“The disruption of a week of this size is going to continue to have cascading effects … it’s got to be at least 60 days before things get sorted out and appear to be a bit back to normal,” said Stephen Flynn, professor of political science at Northeastern University. “This level of disruption cascaded after every 24 hours,” he added.
The knock-on effects include congestion at ports as well as vessels not being in the right place for their next scheduled journey. Most importantly, it further exacerbates supply chains already reeling from a container shortage amid the Covid-19 buying boom.
Flynn, who is also founding director at the Global Resilience Institute, noted that this is one of the challenges of a just-in-time system. Assembly lines will be idled because parts don’t show up when they’re expected, for example.
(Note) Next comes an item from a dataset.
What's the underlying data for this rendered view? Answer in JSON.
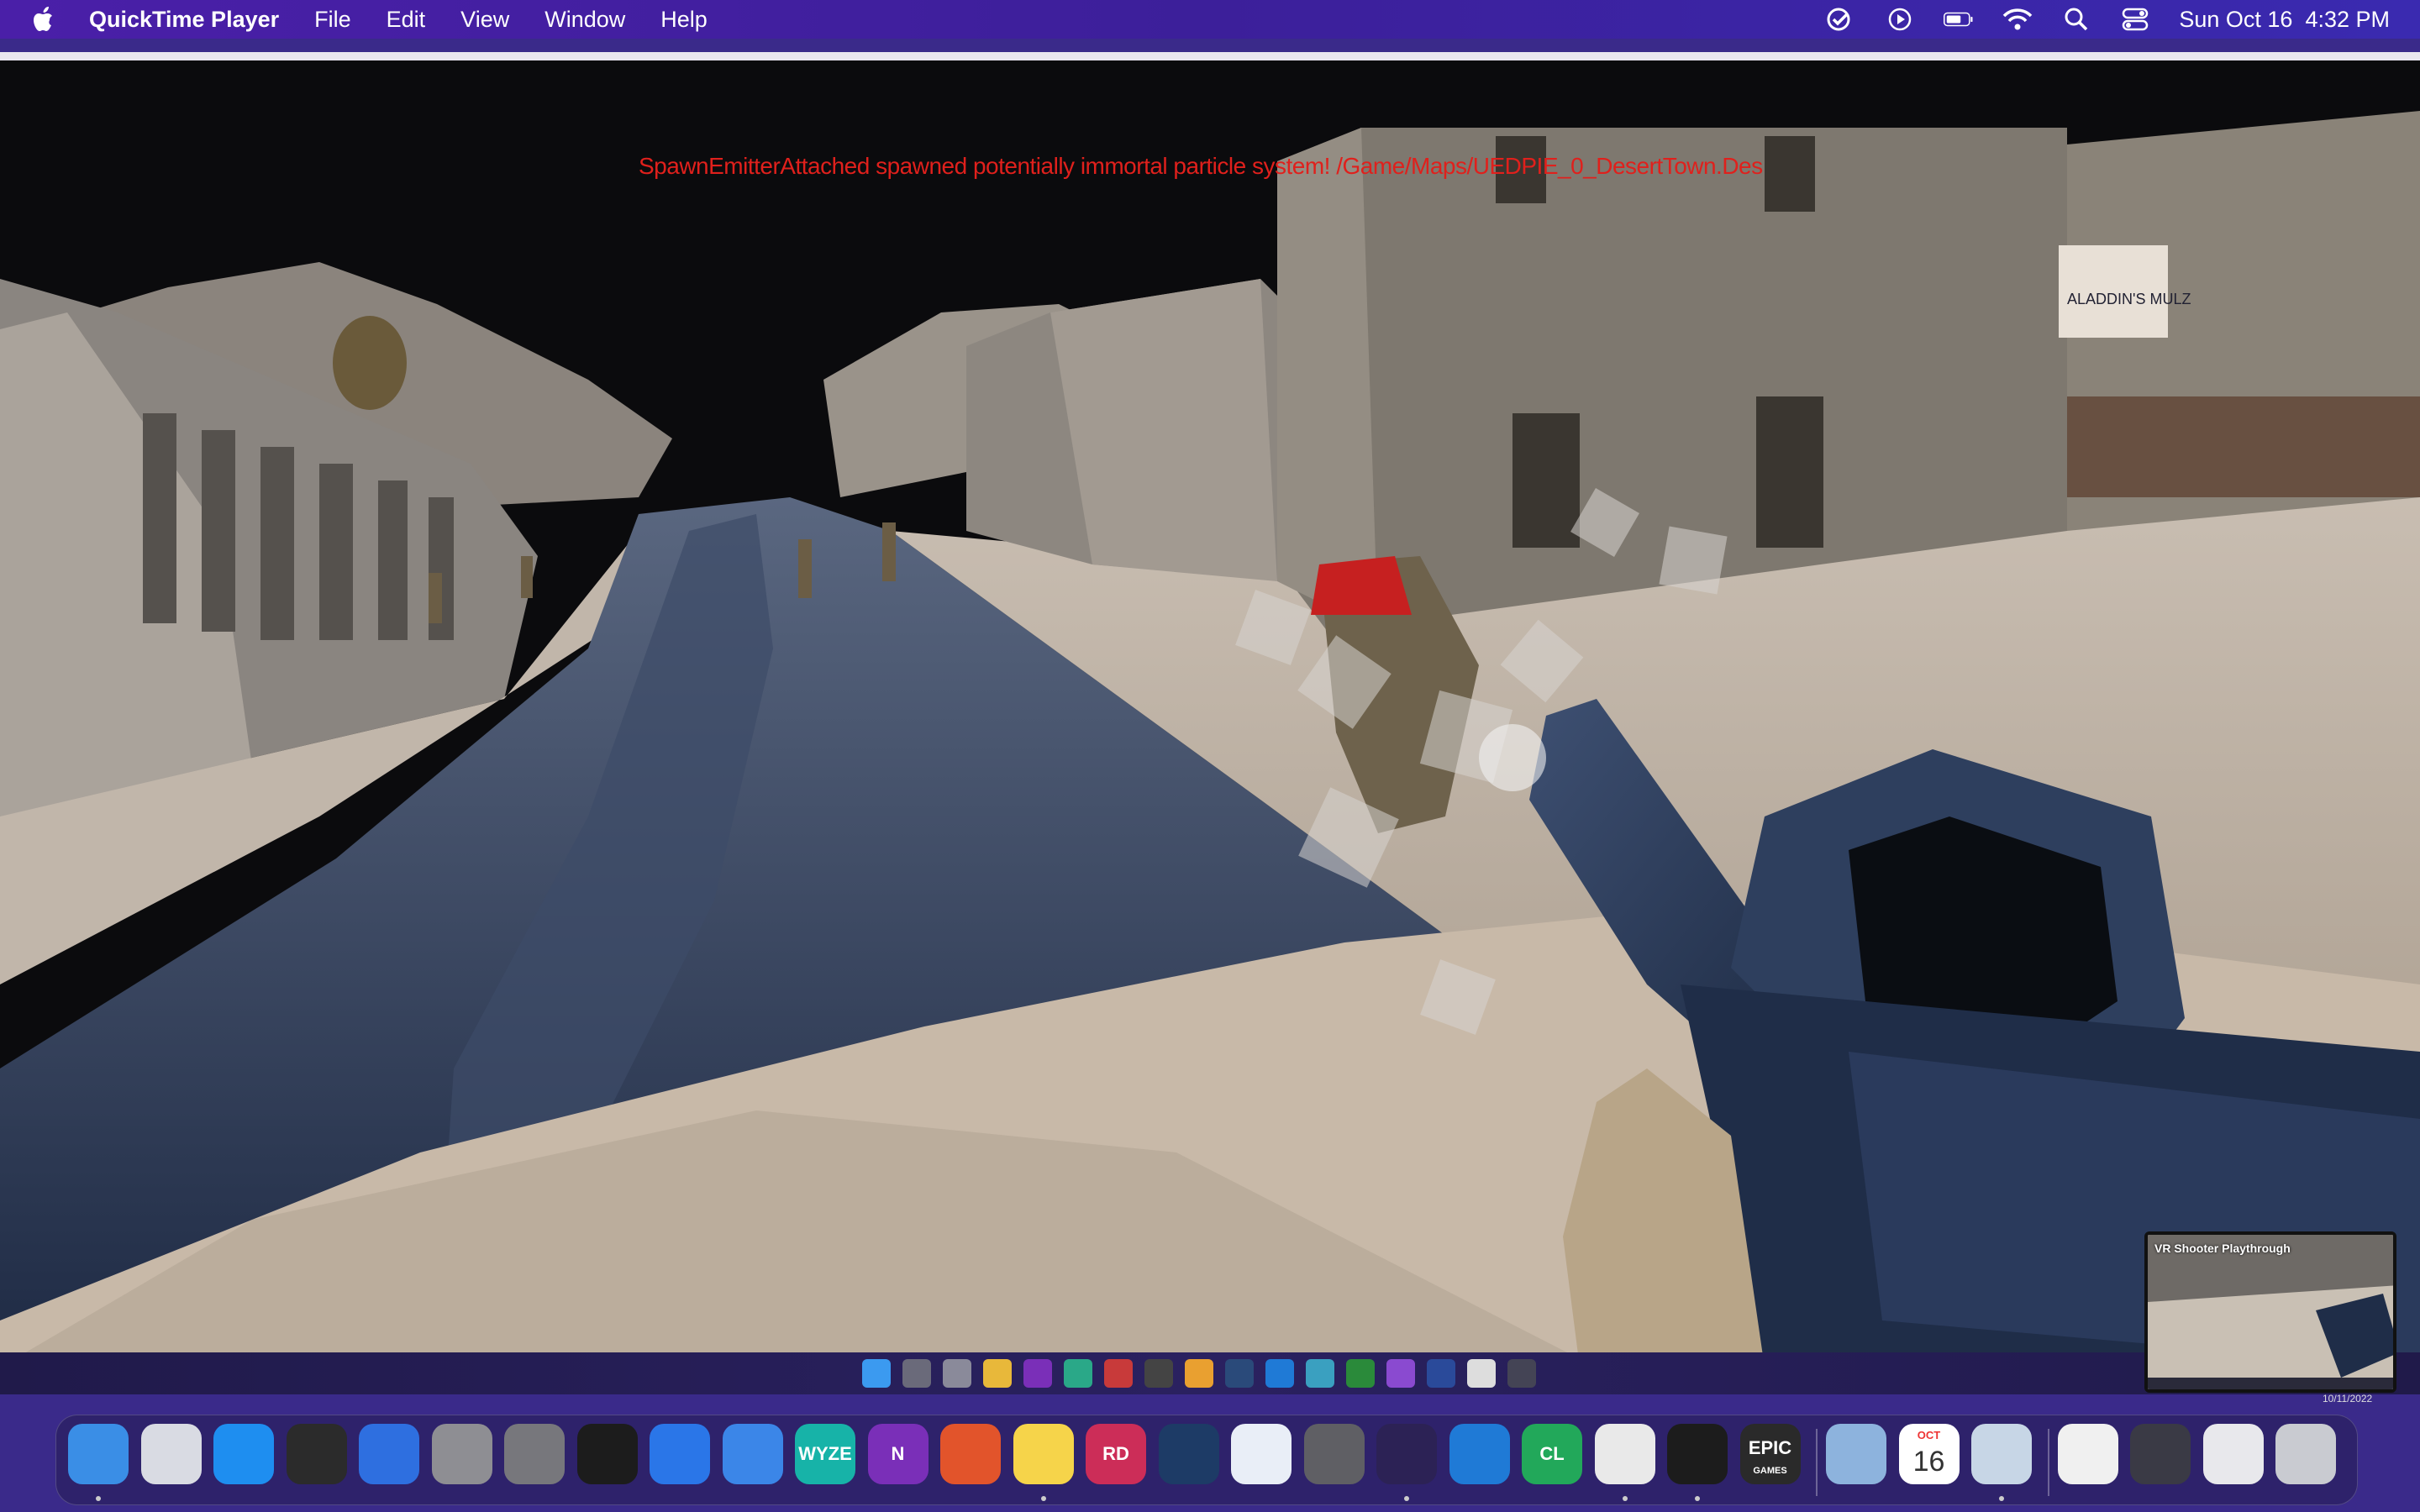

“It’s never been stressed this badly before, and it’s going to take a really long time, and they’re just beginning the process of sorting it out … you’ve essentially created this traffic jam that doesn’t allow you just to reset and restart — you have to restack and reset the system and that’s something that’s going to take a lot of choreography,” Flynn added.